Ryan Clark

As soon as NFL Network’s Kyle Brandt pre-accused ESPN talent of not being able to criticize Jeff Saturday in his new role as interim head coach of the Indianapolis Colts, you just knew it was going to get a reaction from someone at the Worldwide Leader. It’s not surprising that the person at ESPN with the strongest criticism of Saturday was also the one to push back on Brandt.

After the Colts announced the shocking hiring of Saturday from the ESPN studio on Monday, Brandt took him and the team to task over the unorthodox situation, saying the former player “got it because he’s friends with a billionaire.” He then pondered whether or not the people who had been sitting next to Saturday in the ESPN studios would be able to honestly criticize him.

“What do you say here? Because he’s a high school coach and he was on ESPN and screaming on Get Up? It’s an interesting media thing, too,” Brandt said. “Because this is an ESPN employee, and I’d be fascinated to hear if anybody on ESPN has something critical to say about Jeff Saturday in this case. Or is it just ‘Oh, we’re happy for Jeff’? If I’m the Colts, I’m embarrassed yesterday.”

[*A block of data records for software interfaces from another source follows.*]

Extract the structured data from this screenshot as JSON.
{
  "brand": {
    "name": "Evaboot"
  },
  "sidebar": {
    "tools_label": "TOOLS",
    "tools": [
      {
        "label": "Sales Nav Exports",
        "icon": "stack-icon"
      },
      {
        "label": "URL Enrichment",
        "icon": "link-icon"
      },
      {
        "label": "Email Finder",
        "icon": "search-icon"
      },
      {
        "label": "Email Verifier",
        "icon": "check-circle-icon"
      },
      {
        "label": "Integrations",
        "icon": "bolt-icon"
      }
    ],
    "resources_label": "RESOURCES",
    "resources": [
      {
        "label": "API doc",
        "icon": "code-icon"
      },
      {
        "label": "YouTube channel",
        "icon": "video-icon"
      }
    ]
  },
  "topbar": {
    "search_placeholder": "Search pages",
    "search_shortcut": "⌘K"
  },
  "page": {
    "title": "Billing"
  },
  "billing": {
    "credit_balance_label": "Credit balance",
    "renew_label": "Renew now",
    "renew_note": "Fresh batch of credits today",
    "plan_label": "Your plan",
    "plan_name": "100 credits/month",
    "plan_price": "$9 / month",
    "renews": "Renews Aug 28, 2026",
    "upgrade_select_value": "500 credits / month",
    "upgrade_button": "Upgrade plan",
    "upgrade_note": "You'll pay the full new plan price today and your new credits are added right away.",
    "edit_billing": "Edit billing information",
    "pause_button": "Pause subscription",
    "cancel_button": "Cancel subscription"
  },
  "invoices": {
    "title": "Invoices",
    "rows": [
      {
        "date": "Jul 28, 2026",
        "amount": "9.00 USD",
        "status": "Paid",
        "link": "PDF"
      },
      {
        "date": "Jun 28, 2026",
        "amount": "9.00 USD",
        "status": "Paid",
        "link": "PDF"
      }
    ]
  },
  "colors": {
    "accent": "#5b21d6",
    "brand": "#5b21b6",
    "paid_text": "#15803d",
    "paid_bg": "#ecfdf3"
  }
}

Turns out, ESPN employees haven’t had much of an issue calling out the Colts over the move. Stephen A. Smith, Robert Griffin III, Marcus Spears, Domonique Foxworth, and Clark were all among those who admonished the team over the way they handled things, even while expressing appreciation for Saturday as a colleague and person. No one came out stronger than Clark, who said that it was a textbook example of an unproven white coach jumping the line while talented Black coaches got looked over.

“I believe in Jeff Saturday. I think Jeff Saturday is a good man,” said Clark on Tuesday. “I’m just concerned with what you’ve earned. You are concerned with comfort. You are concerned with familiarity. And when it does come to hiring the right coach, whether it be a Black coach or a white coach, it’s always been about comfort. It’s always been about familiarity. And this is another time when somebody has jumped the line.

“It ain’t always nepotism. It ain’t always white privilege. Sometimes it’s just the wrong decision.”

After speaking his mind on Jeff Saturday and the Colts, Clark became aware of Brandt’s earlier gripe and decided to call it out on Twitter.

Say [Kyle Brandt] stick to talking about the people that cover football at your network. We are good over here. Be well,” wrote Clark.

The Pro Football Talk account then chimed in to note the irony of an NFL employee chiding another network’s employees about not being able to be impartial.

Clark then responded to another Twitter user who said that Brandt was correct in his assessment of the Saturday hiring.

“No problem with his thoughts on Jeff,” wrote Clark. “That’s his job. What we talk about at our network is not.”

The ESPN analyst also tweeted out an explanation for why he felt like he needed to say something in the first place.

“It is about doing our job as Jeff would,” said Clark. “We all have to utmost respect for Jeff and who he is as a man & football mind. We love our guy, and when you open up articles to see folk at other spots running their mouths sometimes I don’t have enough hops for the high road.”

So far it seems like Brandt hasn’t responded to Clark as he’s busy preparing for this weekend’s Buccaneers-Seahawks game in Germany. We’ll see if he has a moment to see the way ESPN has been covering the news and, if so, if he feels differently.

[Ryan Clark, New York Post]

About Sean Keeley

Along with writing for Awful Announcing and The Comeback, Sean is the Editorial Strategy Director for Comeback Media. Previously, he created the Syracuse blog Troy Nunes Is An Absolute Magician and wrote 'How To Grow An Orange: The Right Way to Brainwash Your Child Into Rooting for Syracuse.' He has also written non-Syracuse-related things for SB Nation, Curbed, and other outlets. He currently lives in Seattle where he is complaining about bagels. Send tips/comments/complaints to sean@thecomeback.com.